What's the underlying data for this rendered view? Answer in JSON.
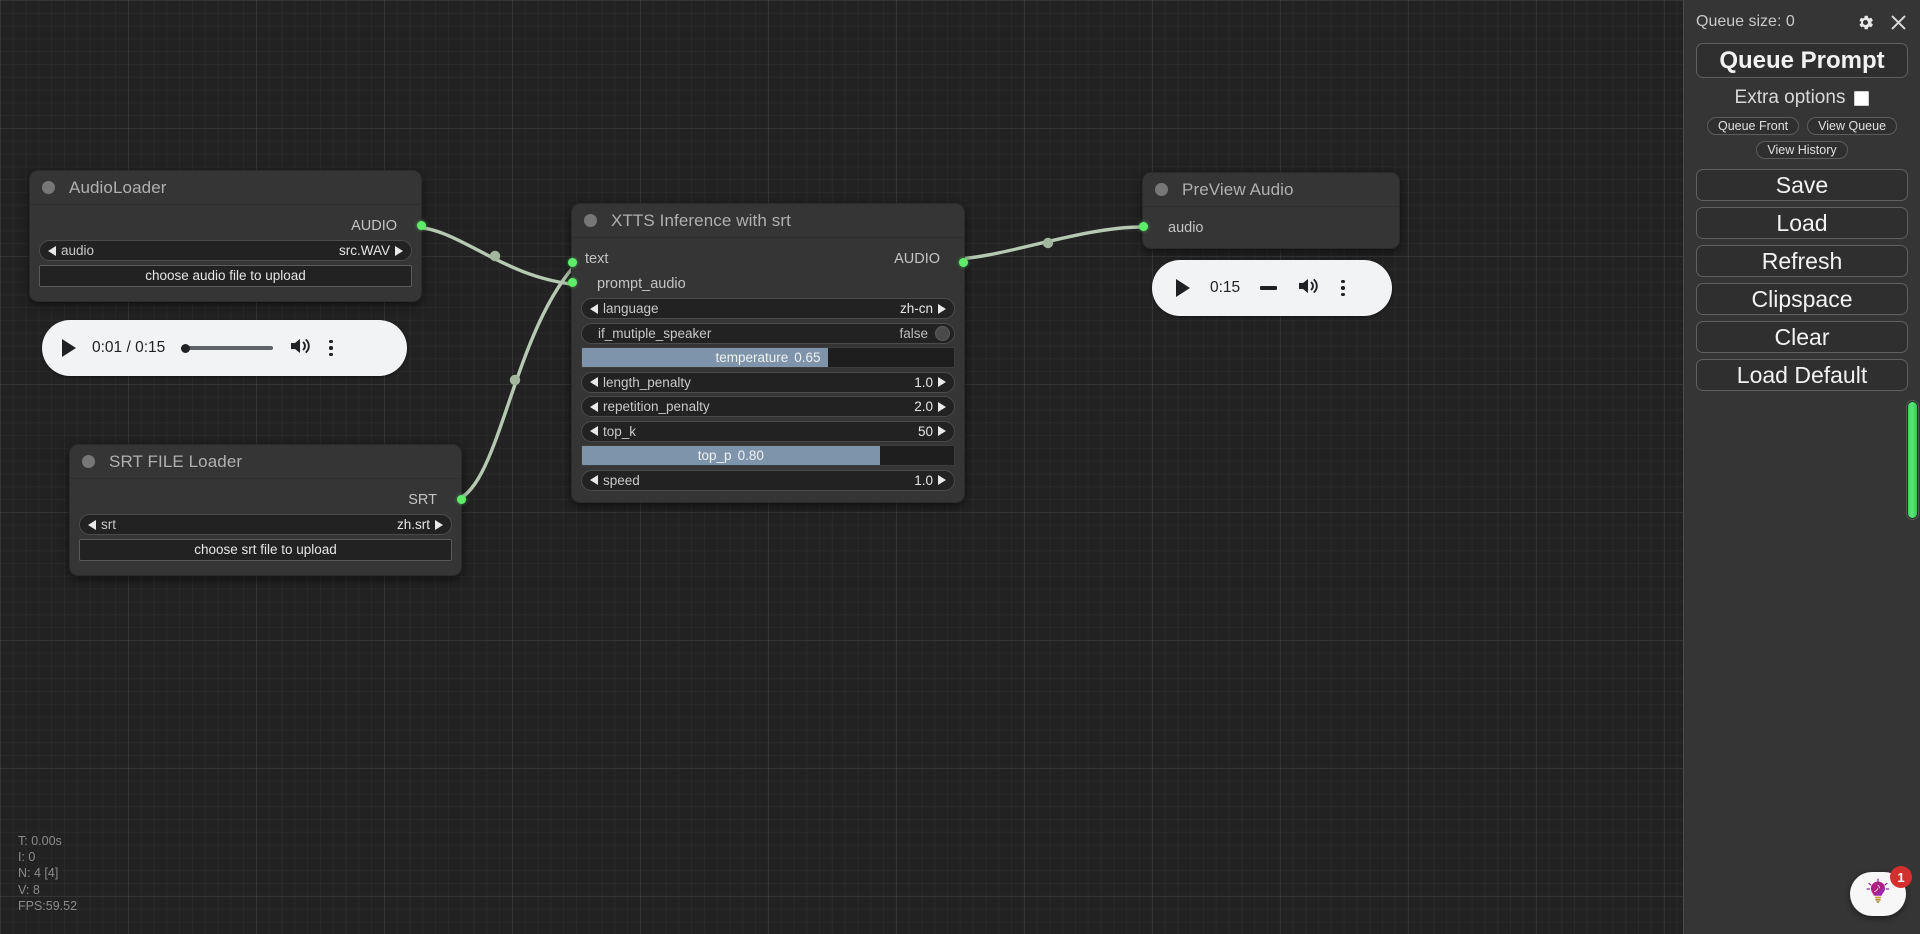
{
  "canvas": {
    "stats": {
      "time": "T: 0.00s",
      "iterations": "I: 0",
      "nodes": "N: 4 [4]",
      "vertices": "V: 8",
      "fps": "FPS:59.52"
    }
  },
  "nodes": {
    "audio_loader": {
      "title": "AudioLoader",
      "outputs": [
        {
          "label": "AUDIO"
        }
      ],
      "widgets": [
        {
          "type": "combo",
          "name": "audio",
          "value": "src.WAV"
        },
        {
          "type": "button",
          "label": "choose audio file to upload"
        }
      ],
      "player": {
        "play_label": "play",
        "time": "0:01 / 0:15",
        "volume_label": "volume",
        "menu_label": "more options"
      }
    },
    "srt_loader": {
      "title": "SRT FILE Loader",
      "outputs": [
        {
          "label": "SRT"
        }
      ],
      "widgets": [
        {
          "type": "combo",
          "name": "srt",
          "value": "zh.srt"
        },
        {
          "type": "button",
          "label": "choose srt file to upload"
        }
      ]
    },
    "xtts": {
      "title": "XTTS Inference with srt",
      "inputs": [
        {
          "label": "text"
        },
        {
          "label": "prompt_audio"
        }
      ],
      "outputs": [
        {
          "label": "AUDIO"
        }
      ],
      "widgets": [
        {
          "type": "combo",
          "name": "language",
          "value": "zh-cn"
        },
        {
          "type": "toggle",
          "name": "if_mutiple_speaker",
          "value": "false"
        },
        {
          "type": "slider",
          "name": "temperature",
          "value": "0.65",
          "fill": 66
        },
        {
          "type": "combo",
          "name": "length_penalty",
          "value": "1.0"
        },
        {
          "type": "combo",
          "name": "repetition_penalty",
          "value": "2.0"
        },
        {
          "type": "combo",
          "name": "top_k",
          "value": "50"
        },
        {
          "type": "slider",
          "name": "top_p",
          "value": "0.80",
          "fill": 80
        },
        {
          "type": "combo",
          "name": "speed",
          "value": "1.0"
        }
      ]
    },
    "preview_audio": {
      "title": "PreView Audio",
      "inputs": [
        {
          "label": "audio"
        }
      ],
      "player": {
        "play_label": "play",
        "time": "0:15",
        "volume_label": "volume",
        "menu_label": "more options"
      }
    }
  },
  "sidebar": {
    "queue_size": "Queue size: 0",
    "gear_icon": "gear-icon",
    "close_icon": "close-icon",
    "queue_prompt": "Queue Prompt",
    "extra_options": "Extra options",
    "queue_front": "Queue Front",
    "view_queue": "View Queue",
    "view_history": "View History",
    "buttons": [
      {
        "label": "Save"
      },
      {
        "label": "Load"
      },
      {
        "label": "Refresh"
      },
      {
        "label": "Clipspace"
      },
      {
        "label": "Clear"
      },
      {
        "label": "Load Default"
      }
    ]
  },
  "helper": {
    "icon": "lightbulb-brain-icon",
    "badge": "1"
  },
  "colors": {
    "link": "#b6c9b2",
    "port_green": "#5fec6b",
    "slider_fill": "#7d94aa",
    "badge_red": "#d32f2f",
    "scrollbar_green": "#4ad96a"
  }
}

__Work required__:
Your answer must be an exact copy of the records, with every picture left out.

__Response to the task__:
What's the underlying data for this rendered view? Answer in JSON.
{
  "canvas": {
    "stats": {
      "time": "T: 0.00s",
      "iterations": "I: 0",
      "nodes": "N: 4 [4]",
      "vertices": "V: 8",
      "fps": "FPS:59.52"
    }
  },
  "nodes": {
    "audio_loader": {
      "title": "AudioLoader",
      "outputs": [
        {
          "label": "AUDIO"
        }
      ],
      "widgets": [
        {
          "type": "combo",
          "name": "audio",
          "value": "src.WAV"
        },
        {
          "type": "button",
          "label": "choose audio file to upload"
        }
      ],
      "player": {
        "play_label": "play",
        "time": "0:01 / 0:15",
        "volume_label": "volume",
        "menu_label": "more options"
      }
    },
    "srt_loader": {
      "title": "SRT FILE Loader",
      "outputs": [
        {
          "label": "SRT"
        }
      ],
      "widgets": [
        {
          "type": "combo",
          "name": "srt",
          "value": "zh.srt"
        },
        {
          "type": "button",
          "label": "choose srt file to upload"
        }
      ]
    },
    "xtts": {
      "title": "XTTS Inference with srt",
      "inputs": [
        {
          "label": "text"
        },
        {
          "label": "prompt_audio"
        }
      ],
      "outputs": [
        {
          "label": "AUDIO"
        }
      ],
      "widgets": [
        {
          "type": "combo",
          "name": "language",
          "value": "zh-cn"
        },
        {
          "type": "toggle",
          "name": "if_mutiple_speaker",
          "value": "false"
        },
        {
          "type": "slider",
          "name": "temperature",
          "value": "0.65",
          "fill": 66
        },
        {
          "type": "combo",
          "name": "length_penalty",
          "value": "1.0"
        },
        {
          "type": "combo",
          "name": "repetition_penalty",
          "value": "2.0"
        },
        {
          "type": "combo",
          "name": "top_k",
          "value": "50"
        },
        {
          "type": "slider",
          "name": "top_p",
          "value": "0.80",
          "fill": 80
        },
        {
          "type": "combo",
          "name": "speed",
          "value": "1.0"
        }
      ]
    },
    "preview_audio": {
      "title": "PreView Audio",
      "inputs": [
        {
          "label": "audio"
        }
      ],
      "player": {
        "play_label": "play",
        "time": "0:15",
        "volume_label": "volume",
        "menu_label": "more options"
      }
    }
  },
  "sidebar": {
    "queue_size": "Queue size: 0",
    "gear_icon": "gear-icon",
    "close_icon": "close-icon",
    "queue_prompt": "Queue Prompt",
    "extra_options": "Extra options",
    "queue_front": "Queue Front",
    "view_queue": "View Queue",
    "view_history": "View History",
    "buttons": [
      {
        "label": "Save"
      },
      {
        "label": "Load"
      },
      {
        "label": "Refresh"
      },
      {
        "label": "Clipspace"
      },
      {
        "label": "Clear"
      },
      {
        "label": "Load Default"
      }
    ]
  },
  "helper": {
    "icon": "lightbulb-brain-icon",
    "badge": "1"
  },
  "colors": {
    "link": "#b6c9b2",
    "port_green": "#5fec6b",
    "slider_fill": "#7d94aa",
    "badge_red": "#d32f2f",
    "scrollbar_green": "#4ad96a"
  }
}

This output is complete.